* [EXERCISE AIM] The only acceptable reply is the number of lines in the material below that hold "JSON".

* [WORKING DATA]
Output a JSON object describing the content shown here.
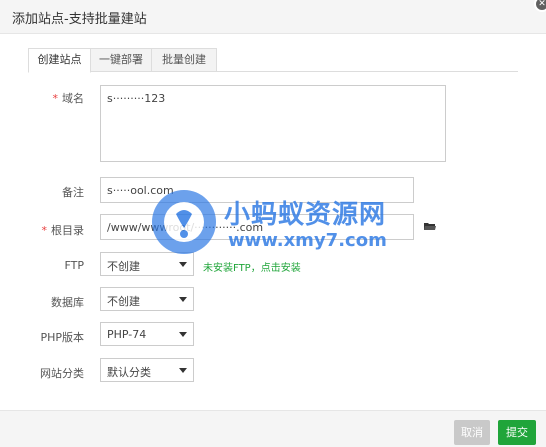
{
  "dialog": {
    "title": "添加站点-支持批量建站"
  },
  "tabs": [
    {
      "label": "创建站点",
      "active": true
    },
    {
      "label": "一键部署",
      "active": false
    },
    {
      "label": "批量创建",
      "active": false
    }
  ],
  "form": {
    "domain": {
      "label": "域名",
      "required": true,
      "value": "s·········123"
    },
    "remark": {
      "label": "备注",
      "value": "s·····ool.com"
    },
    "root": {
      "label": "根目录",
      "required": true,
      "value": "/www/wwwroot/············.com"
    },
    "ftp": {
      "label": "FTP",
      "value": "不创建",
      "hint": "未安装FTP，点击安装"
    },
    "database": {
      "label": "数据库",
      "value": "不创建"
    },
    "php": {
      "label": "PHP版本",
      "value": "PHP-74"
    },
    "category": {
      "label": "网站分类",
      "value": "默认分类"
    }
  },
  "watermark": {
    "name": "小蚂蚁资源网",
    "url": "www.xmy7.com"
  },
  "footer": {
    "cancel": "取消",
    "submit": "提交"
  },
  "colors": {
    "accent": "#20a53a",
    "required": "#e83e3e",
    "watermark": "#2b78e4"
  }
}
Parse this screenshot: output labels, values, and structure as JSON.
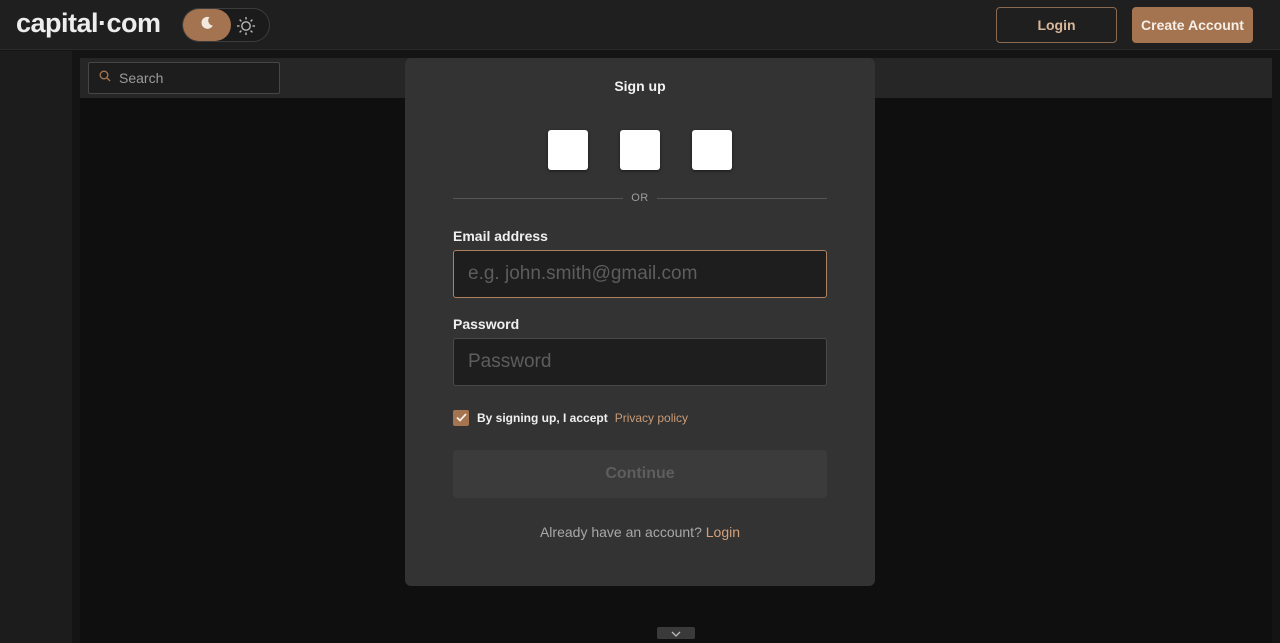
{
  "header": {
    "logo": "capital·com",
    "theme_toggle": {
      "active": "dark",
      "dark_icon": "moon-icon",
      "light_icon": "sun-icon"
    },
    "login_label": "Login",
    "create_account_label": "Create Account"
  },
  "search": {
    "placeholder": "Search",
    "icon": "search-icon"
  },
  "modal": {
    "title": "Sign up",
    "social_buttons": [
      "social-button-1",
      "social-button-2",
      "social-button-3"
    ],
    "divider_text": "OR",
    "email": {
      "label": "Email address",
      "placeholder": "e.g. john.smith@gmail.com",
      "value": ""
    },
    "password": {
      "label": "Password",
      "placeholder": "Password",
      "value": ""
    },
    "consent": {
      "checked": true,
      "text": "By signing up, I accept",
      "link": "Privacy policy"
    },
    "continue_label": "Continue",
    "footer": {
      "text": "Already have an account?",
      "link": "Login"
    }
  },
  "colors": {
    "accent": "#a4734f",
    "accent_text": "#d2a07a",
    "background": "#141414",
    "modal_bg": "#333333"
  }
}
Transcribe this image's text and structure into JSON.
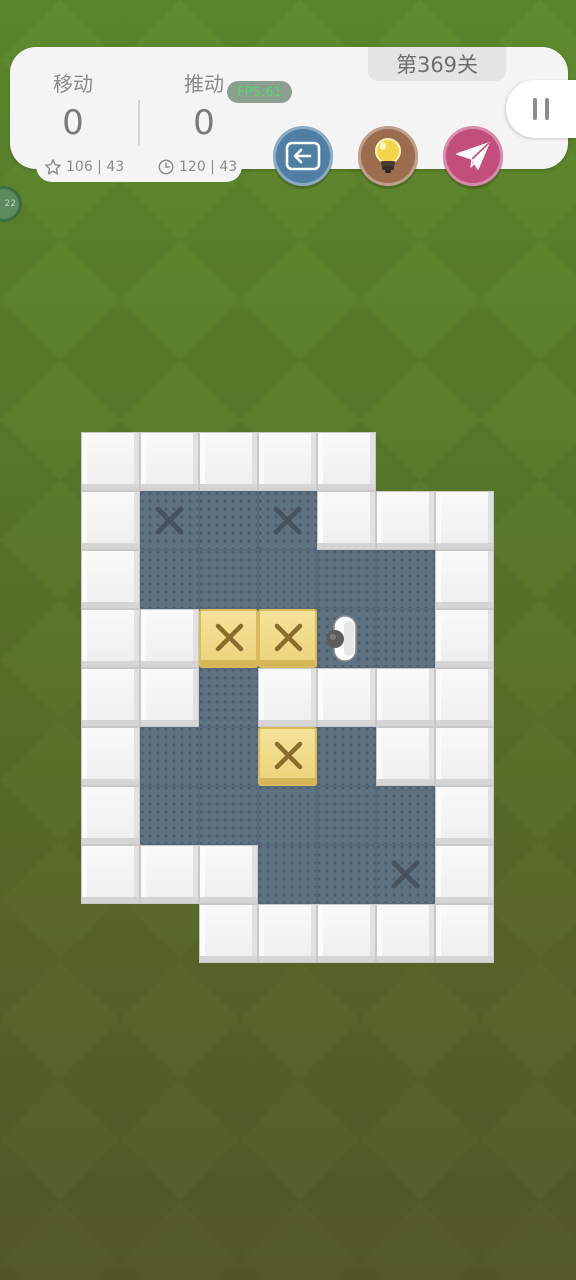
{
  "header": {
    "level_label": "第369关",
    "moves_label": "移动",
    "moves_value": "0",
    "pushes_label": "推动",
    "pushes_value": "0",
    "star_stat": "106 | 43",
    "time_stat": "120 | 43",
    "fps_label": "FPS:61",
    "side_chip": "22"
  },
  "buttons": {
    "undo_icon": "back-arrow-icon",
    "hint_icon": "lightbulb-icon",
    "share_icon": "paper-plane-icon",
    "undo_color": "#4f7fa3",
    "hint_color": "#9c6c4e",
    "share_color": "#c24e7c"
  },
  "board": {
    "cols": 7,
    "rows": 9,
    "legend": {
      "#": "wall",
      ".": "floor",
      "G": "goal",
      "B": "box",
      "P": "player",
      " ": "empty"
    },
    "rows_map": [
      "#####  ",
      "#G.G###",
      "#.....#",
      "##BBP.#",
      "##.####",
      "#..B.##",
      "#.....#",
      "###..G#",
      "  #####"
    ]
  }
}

* [FINAL ANSWER] 3